Items from a dataset:
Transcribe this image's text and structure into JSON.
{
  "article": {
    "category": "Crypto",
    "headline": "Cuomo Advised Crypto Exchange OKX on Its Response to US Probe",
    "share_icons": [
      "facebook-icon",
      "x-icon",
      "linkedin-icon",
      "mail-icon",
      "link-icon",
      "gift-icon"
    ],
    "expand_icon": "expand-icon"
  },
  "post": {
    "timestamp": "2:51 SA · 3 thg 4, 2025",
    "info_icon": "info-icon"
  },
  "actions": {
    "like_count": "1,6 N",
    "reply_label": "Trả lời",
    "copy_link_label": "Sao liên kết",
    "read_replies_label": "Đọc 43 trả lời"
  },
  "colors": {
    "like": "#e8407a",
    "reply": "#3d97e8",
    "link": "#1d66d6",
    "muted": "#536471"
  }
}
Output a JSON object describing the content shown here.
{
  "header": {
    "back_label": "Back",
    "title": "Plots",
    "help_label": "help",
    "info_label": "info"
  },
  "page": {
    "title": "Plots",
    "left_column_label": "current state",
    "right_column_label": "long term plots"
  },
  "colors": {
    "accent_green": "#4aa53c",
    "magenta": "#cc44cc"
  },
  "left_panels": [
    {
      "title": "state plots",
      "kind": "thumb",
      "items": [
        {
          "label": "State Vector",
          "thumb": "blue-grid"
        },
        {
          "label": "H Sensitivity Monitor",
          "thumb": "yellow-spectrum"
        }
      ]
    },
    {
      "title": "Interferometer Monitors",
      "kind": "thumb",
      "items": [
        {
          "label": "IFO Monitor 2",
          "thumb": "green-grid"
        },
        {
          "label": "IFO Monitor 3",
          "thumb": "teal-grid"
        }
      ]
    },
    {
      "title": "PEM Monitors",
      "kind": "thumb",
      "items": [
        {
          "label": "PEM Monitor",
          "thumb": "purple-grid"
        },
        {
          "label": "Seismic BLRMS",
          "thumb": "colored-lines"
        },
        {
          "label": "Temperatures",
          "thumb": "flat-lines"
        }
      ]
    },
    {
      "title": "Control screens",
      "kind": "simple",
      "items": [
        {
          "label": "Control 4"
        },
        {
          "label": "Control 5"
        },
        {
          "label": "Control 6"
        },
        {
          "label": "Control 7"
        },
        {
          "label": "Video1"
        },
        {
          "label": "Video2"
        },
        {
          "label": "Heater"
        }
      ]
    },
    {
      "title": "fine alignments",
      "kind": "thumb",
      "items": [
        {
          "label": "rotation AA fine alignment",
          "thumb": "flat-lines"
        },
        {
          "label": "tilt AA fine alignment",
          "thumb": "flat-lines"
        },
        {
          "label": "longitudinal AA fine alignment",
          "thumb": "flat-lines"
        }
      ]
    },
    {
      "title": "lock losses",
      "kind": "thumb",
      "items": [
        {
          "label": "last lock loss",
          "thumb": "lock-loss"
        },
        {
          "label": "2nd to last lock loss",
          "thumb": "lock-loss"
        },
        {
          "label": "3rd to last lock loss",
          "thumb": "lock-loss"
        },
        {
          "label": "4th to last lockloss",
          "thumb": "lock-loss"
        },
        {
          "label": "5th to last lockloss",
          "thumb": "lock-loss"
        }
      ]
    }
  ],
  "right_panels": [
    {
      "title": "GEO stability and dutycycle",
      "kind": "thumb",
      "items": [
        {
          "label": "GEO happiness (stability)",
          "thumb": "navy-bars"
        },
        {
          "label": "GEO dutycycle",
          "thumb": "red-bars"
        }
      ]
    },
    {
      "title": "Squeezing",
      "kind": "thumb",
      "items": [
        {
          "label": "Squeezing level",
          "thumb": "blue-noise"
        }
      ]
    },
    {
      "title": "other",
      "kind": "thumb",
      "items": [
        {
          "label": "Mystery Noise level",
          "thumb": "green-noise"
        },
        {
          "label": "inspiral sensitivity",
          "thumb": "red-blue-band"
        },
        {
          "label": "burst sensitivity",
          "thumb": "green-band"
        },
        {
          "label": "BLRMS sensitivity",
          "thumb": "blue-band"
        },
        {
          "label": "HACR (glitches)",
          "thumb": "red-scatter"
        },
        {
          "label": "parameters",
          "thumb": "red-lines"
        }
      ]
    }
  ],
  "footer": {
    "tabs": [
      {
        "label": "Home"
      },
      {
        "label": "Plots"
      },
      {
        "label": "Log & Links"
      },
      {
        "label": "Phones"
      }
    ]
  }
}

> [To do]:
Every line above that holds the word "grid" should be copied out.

> [Worked solution]:
          "thumb": "blue-grid"
          "thumb": "green-grid"
          "thumb": "teal-grid"
          "thumb": "purple-grid"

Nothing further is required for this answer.